_DIRECTIONS FOR THIS TASK_
Extract the listing below in full, unchanged.

--------------------------------

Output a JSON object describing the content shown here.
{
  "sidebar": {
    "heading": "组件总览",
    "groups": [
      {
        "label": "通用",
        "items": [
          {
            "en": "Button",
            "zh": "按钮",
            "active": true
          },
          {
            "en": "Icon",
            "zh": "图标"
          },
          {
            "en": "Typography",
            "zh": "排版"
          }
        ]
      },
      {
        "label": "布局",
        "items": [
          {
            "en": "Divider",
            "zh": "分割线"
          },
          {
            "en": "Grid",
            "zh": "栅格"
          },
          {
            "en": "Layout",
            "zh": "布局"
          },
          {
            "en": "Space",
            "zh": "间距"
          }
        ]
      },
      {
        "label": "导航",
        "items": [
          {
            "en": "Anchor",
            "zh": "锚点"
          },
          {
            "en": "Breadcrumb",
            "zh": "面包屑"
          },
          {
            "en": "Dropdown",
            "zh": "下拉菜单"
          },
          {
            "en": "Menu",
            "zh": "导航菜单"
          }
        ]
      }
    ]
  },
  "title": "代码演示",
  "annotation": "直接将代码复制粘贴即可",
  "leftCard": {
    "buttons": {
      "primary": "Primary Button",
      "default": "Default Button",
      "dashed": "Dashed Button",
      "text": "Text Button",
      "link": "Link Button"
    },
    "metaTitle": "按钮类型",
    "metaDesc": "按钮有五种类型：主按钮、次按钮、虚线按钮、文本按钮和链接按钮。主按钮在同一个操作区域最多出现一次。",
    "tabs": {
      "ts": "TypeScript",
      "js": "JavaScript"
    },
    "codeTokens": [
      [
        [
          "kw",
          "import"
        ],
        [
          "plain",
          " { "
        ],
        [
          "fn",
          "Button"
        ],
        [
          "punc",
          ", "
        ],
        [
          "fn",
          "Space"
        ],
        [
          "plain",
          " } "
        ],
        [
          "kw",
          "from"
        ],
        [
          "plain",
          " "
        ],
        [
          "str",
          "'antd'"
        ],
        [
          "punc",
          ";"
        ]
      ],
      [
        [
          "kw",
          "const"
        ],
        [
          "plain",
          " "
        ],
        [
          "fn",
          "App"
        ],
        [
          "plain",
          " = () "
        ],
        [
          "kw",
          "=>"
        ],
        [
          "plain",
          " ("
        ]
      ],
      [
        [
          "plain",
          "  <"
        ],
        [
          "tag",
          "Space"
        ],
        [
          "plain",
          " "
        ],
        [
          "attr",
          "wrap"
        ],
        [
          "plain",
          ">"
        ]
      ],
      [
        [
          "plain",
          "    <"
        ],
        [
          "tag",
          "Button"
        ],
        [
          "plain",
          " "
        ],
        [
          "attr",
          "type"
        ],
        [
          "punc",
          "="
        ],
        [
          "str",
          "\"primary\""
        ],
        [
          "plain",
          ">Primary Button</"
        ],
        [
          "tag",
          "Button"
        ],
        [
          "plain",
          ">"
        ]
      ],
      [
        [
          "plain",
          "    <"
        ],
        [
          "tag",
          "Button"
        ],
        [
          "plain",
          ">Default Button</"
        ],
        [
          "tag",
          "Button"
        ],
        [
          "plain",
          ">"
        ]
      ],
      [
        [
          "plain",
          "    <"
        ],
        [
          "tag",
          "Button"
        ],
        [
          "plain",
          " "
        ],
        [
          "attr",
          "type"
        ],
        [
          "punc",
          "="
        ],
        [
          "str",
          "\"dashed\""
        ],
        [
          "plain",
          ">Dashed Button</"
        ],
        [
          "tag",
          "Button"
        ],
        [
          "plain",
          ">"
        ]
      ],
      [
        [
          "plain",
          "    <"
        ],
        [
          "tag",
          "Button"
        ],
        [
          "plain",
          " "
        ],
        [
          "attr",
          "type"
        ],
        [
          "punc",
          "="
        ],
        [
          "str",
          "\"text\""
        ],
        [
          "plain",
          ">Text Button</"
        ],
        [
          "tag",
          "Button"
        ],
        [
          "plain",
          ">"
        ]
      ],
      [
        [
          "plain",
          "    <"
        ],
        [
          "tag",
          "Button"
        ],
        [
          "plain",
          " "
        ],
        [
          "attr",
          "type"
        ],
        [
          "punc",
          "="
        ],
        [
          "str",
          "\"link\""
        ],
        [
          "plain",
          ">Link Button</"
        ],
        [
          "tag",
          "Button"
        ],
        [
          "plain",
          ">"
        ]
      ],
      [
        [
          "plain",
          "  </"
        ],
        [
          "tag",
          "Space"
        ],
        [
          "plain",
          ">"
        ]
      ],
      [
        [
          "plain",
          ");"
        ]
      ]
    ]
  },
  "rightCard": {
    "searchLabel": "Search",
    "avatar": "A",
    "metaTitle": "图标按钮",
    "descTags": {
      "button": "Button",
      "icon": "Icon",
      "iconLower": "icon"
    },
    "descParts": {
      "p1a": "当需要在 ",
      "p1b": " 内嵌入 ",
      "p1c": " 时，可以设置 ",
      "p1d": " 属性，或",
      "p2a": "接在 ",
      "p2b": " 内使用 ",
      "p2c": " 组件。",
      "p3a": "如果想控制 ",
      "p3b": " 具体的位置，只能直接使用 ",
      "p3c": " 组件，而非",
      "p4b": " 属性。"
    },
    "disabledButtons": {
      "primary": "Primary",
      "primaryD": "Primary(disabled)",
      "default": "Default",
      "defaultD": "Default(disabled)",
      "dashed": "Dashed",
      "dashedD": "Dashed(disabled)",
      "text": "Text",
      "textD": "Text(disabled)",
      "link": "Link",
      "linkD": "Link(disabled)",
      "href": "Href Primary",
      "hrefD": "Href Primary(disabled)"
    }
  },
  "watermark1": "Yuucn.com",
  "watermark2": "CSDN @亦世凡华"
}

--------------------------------

_COMPLETED TASK_
Output a JSON object describing the content shown here.
{
  "sidebar": {
    "heading": "组件总览",
    "groups": [
      {
        "label": "通用",
        "items": [
          {
            "en": "Button",
            "zh": "按钮",
            "active": true
          },
          {
            "en": "Icon",
            "zh": "图标"
          },
          {
            "en": "Typography",
            "zh": "排版"
          }
        ]
      },
      {
        "label": "布局",
        "items": [
          {
            "en": "Divider",
            "zh": "分割线"
          },
          {
            "en": "Grid",
            "zh": "栅格"
          },
          {
            "en": "Layout",
            "zh": "布局"
          },
          {
            "en": "Space",
            "zh": "间距"
          }
        ]
      },
      {
        "label": "导航",
        "items": [
          {
            "en": "Anchor",
            "zh": "锚点"
          },
          {
            "en": "Breadcrumb",
            "zh": "面包屑"
          },
          {
            "en": "Dropdown",
            "zh": "下拉菜单"
          },
          {
            "en": "Menu",
            "zh": "导航菜单"
          }
        ]
      }
    ]
  },
  "title": "代码演示",
  "annotation": "直接将代码复制粘贴即可",
  "leftCard": {
    "buttons": {
      "primary": "Primary Button",
      "default": "Default Button",
      "dashed": "Dashed Button",
      "text": "Text Button",
      "link": "Link Button"
    },
    "metaTitle": "按钮类型",
    "metaDesc": "按钮有五种类型：主按钮、次按钮、虚线按钮、文本按钮和链接按钮。主按钮在同一个操作区域最多出现一次。",
    "tabs": {
      "ts": "TypeScript",
      "js": "JavaScript"
    },
    "codeTokens": [
      [
        [
          "kw",
          "import"
        ],
        [
          "plain",
          " { "
        ],
        [
          "fn",
          "Button"
        ],
        [
          "punc",
          ", "
        ],
        [
          "fn",
          "Space"
        ],
        [
          "plain",
          " } "
        ],
        [
          "kw",
          "from"
        ],
        [
          "plain",
          " "
        ],
        [
          "str",
          "'antd'"
        ],
        [
          "punc",
          ";"
        ]
      ],
      [
        [
          "kw",
          "const"
        ],
        [
          "plain",
          " "
        ],
        [
          "fn",
          "App"
        ],
        [
          "plain",
          " = () "
        ],
        [
          "kw",
          "=>"
        ],
        [
          "plain",
          " ("
        ]
      ],
      [
        [
          "plain",
          "  <"
        ],
        [
          "tag",
          "Space"
        ],
        [
          "plain",
          " "
        ],
        [
          "attr",
          "wrap"
        ],
        [
          "plain",
          ">"
        ]
      ],
      [
        [
          "plain",
          "    <"
        ],
        [
          "tag",
          "Button"
        ],
        [
          "plain",
          " "
        ],
        [
          "attr",
          "type"
        ],
        [
          "punc",
          "="
        ],
        [
          "str",
          "\"primary\""
        ],
        [
          "plain",
          ">Primary Button</"
        ],
        [
          "tag",
          "Button"
        ],
        [
          "plain",
          ">"
        ]
      ],
      [
        [
          "plain",
          "    <"
        ],
        [
          "tag",
          "Button"
        ],
        [
          "plain",
          ">Default Button</"
        ],
        [
          "tag",
          "Button"
        ],
        [
          "plain",
          ">"
        ]
      ],
      [
        [
          "plain",
          "    <"
        ],
        [
          "tag",
          "Button"
        ],
        [
          "plain",
          " "
        ],
        [
          "attr",
          "type"
        ],
        [
          "punc",
          "="
        ],
        [
          "str",
          "\"dashed\""
        ],
        [
          "plain",
          ">Dashed Button</"
        ],
        [
          "tag",
          "Button"
        ],
        [
          "plain",
          ">"
        ]
      ],
      [
        [
          "plain",
          "    <"
        ],
        [
          "tag",
          "Button"
        ],
        [
          "plain",
          " "
        ],
        [
          "attr",
          "type"
        ],
        [
          "punc",
          "="
        ],
        [
          "str",
          "\"text\""
        ],
        [
          "plain",
          ">Text Button</"
        ],
        [
          "tag",
          "Button"
        ],
        [
          "plain",
          ">"
        ]
      ],
      [
        [
          "plain",
          "    <"
        ],
        [
          "tag",
          "Button"
        ],
        [
          "plain",
          " "
        ],
        [
          "attr",
          "type"
        ],
        [
          "punc",
          "="
        ],
        [
          "str",
          "\"link\""
        ],
        [
          "plain",
          ">Link Button</"
        ],
        [
          "tag",
          "Button"
        ],
        [
          "plain",
          ">"
        ]
      ],
      [
        [
          "plain",
          "  </"
        ],
        [
          "tag",
          "Space"
        ],
        [
          "plain",
          ">"
        ]
      ],
      [
        [
          "plain",
          ");"
        ]
      ]
    ]
  },
  "rightCard": {
    "searchLabel": "Search",
    "avatar": "A",
    "metaTitle": "图标按钮",
    "descTags": {
      "button": "Button",
      "icon": "Icon",
      "iconLower": "icon"
    },
    "descParts": {
      "p1a": "当需要在 ",
      "p1b": " 内嵌入 ",
      "p1c": " 时，可以设置 ",
      "p1d": " 属性，或",
      "p2a": "接在 ",
      "p2b": " 内使用 ",
      "p2c": " 组件。",
      "p3a": "如果想控制 ",
      "p3b": " 具体的位置，只能直接使用 ",
      "p3c": " 组件，而非",
      "p4b": " 属性。"
    },
    "disabledButtons": {
      "primary": "Primary",
      "primaryD": "Primary(disabled)",
      "default": "Default",
      "defaultD": "Default(disabled)",
      "dashed": "Dashed",
      "dashedD": "Dashed(disabled)",
      "text": "Text",
      "textD": "Text(disabled)",
      "link": "Link",
      "linkD": "Link(disabled)",
      "href": "Href Primary",
      "hrefD": "Href Primary(disabled)"
    }
  },
  "watermark1": "Yuucn.com",
  "watermark2": "CSDN @亦世凡华"
}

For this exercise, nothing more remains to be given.